● PROBLEM DETAILS
From the entries, copy every line that carries the string "title".
DATASET EXTRACT section start
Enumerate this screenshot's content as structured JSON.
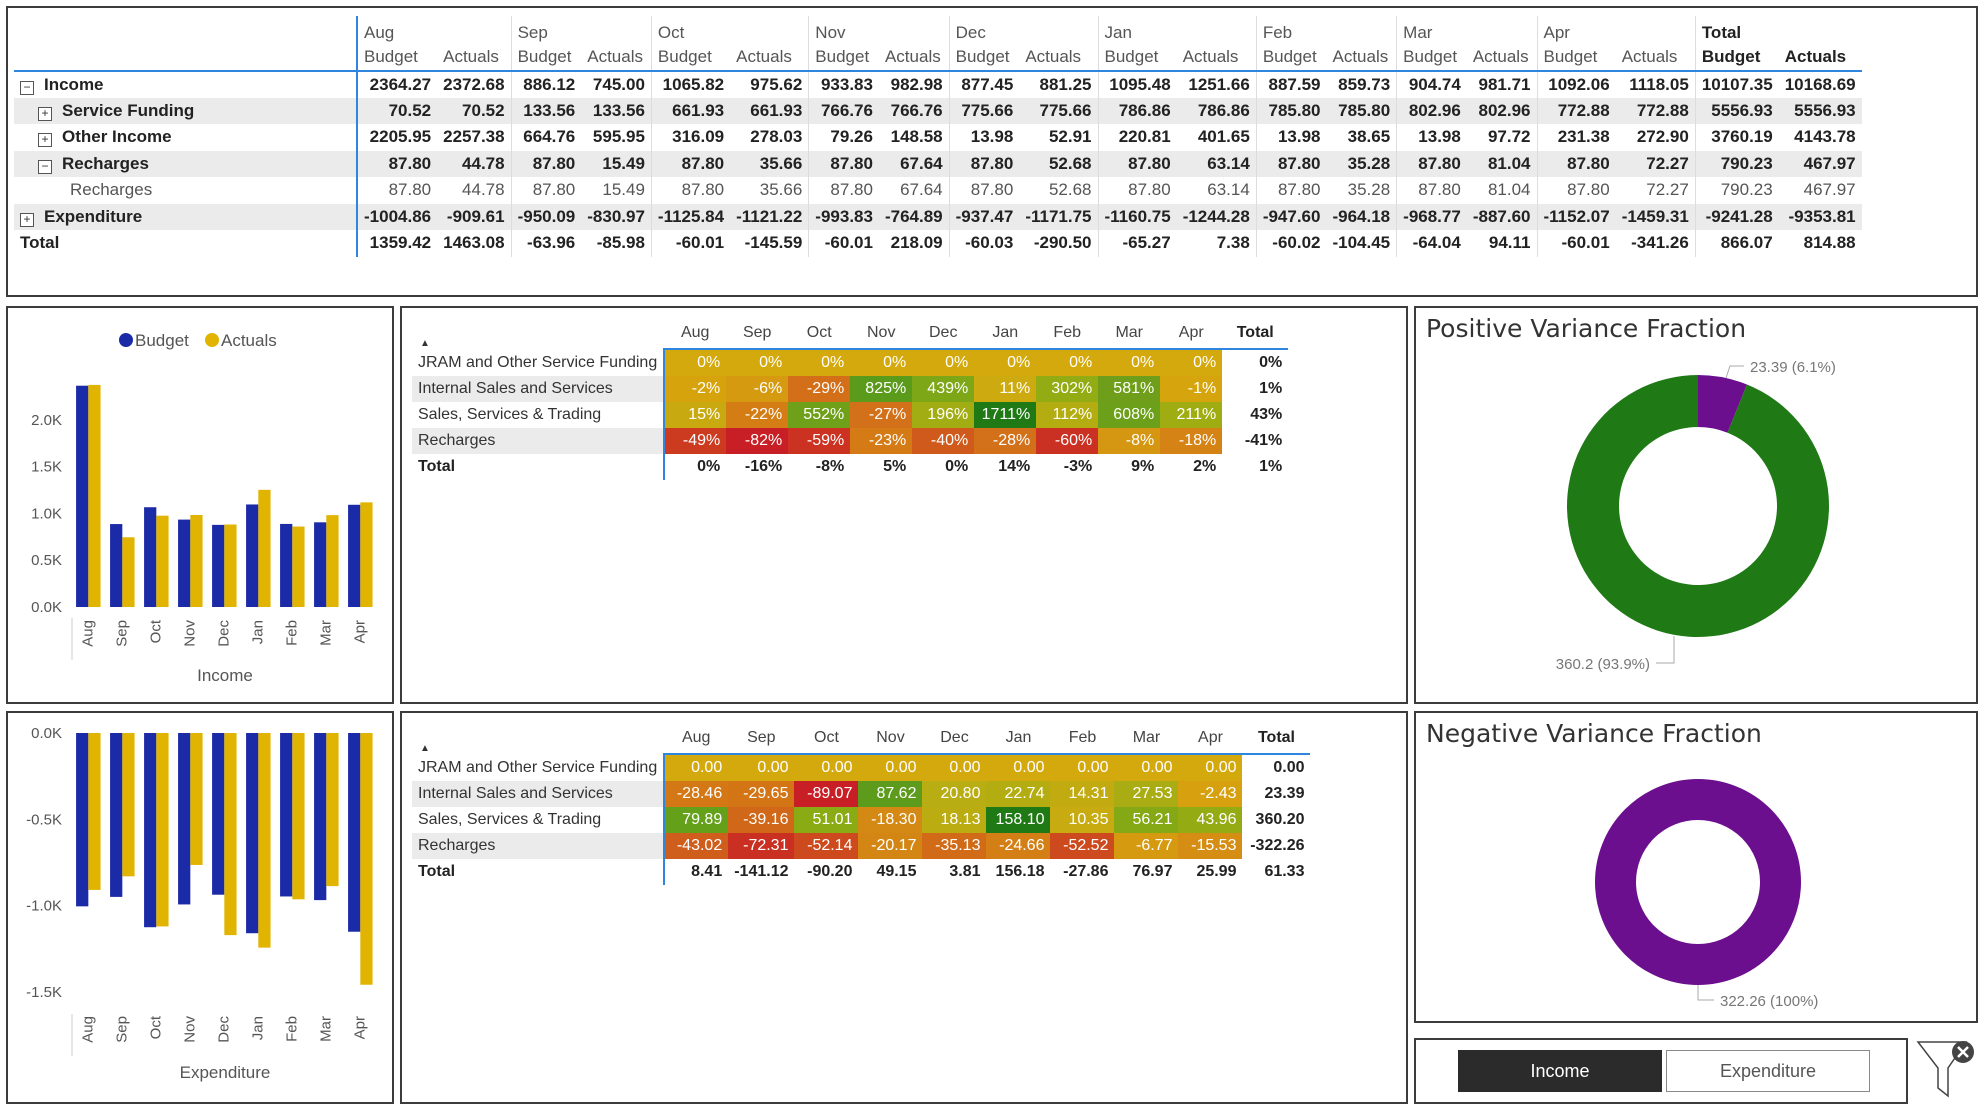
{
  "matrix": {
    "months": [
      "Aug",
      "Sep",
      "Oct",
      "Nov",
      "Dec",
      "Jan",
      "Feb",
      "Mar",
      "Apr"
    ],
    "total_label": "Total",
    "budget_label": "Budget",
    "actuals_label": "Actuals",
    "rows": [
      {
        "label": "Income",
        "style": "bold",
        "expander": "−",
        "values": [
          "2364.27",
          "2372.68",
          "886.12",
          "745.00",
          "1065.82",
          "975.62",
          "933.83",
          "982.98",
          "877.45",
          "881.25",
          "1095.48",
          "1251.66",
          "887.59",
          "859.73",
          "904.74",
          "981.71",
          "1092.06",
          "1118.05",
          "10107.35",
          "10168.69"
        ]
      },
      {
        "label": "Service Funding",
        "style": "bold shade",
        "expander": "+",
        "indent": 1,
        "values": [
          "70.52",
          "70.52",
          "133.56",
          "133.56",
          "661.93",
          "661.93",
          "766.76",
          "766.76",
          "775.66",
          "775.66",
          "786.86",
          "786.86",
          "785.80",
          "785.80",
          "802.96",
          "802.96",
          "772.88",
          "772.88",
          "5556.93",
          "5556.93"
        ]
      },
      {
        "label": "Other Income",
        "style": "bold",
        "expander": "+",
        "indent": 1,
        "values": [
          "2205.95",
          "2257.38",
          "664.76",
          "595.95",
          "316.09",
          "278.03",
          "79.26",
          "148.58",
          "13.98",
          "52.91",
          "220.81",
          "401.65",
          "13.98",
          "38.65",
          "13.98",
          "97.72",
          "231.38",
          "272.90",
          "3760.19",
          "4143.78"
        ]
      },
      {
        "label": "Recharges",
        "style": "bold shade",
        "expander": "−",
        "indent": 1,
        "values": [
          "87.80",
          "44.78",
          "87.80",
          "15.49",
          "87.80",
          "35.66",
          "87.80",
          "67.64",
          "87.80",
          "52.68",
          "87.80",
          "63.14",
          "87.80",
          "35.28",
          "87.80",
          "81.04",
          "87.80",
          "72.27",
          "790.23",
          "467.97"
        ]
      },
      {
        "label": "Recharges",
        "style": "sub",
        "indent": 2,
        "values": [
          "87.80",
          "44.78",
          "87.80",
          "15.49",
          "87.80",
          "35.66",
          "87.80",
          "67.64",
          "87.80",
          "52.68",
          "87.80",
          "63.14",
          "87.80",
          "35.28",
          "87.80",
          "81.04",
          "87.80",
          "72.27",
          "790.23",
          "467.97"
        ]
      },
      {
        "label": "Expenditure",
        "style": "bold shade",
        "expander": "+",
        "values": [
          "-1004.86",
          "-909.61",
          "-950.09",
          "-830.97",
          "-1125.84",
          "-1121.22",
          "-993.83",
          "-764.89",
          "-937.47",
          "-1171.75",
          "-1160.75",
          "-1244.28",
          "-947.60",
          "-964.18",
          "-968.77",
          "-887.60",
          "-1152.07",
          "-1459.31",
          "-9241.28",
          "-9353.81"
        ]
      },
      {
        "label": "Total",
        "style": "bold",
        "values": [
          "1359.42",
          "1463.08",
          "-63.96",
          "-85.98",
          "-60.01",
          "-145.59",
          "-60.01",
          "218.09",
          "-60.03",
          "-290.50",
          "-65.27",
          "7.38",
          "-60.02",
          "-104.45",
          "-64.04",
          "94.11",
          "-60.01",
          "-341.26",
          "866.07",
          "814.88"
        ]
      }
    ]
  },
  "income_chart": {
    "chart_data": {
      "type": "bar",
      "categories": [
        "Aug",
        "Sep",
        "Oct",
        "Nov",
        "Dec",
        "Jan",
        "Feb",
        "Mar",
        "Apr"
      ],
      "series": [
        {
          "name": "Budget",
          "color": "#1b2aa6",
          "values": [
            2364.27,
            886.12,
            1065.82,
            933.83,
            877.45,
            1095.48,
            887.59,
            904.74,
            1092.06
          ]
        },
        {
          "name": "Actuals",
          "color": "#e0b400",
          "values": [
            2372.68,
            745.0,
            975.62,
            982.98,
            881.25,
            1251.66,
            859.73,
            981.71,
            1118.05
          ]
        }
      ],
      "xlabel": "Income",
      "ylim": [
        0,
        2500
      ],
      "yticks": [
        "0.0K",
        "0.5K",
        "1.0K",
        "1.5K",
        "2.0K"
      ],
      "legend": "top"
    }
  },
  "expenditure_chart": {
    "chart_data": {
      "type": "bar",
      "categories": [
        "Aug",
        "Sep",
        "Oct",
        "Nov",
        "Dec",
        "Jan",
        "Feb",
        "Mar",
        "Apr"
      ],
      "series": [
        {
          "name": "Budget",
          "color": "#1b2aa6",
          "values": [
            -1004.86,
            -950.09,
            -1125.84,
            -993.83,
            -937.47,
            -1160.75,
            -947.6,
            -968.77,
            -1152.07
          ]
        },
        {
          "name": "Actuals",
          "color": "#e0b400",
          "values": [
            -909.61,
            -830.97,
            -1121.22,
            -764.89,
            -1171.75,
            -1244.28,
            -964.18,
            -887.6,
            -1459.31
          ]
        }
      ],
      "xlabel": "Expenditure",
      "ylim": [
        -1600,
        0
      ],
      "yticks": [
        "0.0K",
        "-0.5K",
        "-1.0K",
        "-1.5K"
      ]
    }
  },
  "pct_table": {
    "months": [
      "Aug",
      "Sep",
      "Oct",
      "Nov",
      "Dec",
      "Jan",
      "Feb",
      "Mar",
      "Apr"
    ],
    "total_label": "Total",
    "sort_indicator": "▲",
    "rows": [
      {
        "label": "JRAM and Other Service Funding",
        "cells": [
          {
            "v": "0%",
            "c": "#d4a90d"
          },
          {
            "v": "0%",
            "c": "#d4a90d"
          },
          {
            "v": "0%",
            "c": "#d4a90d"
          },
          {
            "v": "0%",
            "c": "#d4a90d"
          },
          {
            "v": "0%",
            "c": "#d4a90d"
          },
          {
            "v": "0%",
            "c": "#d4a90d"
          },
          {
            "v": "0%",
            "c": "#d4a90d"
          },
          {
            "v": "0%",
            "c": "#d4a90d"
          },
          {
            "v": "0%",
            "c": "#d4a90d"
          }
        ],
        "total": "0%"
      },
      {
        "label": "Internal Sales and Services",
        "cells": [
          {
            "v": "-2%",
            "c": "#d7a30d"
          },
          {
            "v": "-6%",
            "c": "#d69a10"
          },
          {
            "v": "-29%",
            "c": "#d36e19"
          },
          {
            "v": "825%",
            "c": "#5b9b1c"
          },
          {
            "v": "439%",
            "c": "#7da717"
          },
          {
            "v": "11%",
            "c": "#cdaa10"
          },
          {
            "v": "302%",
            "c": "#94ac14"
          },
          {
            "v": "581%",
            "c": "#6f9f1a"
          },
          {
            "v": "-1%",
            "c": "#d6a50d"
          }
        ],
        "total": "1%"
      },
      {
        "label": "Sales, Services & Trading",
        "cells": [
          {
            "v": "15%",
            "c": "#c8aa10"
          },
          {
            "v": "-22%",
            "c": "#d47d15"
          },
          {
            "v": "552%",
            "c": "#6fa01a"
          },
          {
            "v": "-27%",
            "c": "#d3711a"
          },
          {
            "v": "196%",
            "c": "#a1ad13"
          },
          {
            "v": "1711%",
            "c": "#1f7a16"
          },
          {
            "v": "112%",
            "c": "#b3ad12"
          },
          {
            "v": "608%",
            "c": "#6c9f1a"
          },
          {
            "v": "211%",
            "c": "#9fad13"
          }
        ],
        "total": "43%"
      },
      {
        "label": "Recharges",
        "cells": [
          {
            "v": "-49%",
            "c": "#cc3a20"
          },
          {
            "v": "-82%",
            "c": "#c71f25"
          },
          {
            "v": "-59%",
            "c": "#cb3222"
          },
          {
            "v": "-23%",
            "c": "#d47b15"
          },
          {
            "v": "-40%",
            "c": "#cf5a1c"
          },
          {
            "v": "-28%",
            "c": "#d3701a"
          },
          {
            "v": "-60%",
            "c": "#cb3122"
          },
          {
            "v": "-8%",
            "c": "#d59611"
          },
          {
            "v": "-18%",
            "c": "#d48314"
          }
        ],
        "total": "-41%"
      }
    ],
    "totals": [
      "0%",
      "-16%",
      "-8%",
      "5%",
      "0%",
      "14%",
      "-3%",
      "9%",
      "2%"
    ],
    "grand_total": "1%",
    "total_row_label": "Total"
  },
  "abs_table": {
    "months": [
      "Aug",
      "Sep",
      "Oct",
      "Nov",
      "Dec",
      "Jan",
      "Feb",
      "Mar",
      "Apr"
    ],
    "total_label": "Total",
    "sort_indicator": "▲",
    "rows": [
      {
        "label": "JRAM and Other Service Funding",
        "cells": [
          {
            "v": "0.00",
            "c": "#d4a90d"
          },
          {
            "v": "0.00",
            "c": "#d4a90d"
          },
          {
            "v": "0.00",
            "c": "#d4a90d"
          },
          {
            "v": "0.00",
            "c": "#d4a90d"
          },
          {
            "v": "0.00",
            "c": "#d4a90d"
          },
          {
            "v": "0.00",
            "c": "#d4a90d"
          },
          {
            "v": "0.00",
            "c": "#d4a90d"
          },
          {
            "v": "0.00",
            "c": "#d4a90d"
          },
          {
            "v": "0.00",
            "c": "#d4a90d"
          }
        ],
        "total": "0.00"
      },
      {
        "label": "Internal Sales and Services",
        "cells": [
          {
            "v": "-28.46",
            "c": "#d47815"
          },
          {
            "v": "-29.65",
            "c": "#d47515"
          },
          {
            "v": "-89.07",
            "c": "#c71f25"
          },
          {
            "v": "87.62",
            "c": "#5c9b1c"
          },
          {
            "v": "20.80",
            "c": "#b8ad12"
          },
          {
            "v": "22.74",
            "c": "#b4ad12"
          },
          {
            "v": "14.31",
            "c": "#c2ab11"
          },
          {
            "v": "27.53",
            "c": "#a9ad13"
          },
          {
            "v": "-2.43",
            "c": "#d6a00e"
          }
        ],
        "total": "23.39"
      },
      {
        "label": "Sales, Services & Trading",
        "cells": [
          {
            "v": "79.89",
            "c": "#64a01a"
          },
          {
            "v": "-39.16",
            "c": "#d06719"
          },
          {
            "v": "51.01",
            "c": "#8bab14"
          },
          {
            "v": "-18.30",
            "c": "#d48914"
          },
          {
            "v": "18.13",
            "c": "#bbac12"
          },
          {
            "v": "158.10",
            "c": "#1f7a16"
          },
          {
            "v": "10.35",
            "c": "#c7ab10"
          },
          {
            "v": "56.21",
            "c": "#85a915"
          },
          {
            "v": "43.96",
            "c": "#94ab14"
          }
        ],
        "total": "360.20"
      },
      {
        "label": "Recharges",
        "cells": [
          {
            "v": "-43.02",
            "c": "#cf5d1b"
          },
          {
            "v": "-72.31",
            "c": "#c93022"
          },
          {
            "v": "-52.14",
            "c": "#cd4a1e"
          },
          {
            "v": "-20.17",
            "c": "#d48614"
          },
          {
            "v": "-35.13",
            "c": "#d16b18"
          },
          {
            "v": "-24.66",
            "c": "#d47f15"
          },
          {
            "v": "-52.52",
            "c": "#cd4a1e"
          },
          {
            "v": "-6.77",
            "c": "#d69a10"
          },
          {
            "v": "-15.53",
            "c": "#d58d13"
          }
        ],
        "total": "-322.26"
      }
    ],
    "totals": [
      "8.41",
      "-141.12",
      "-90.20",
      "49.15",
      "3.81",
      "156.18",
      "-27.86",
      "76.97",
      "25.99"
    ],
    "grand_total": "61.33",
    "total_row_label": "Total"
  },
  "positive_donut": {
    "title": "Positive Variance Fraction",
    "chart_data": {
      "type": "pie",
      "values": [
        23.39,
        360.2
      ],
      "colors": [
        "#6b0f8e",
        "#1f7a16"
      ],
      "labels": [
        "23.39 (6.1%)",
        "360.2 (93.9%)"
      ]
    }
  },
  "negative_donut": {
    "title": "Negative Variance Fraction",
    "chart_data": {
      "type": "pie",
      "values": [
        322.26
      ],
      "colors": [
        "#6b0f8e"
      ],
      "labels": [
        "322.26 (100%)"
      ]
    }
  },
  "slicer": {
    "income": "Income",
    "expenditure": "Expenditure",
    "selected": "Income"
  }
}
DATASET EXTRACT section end
● PROBLEM SOLUTION
    "title": "Positive Variance Fraction",
    "title": "Negative Variance Fraction",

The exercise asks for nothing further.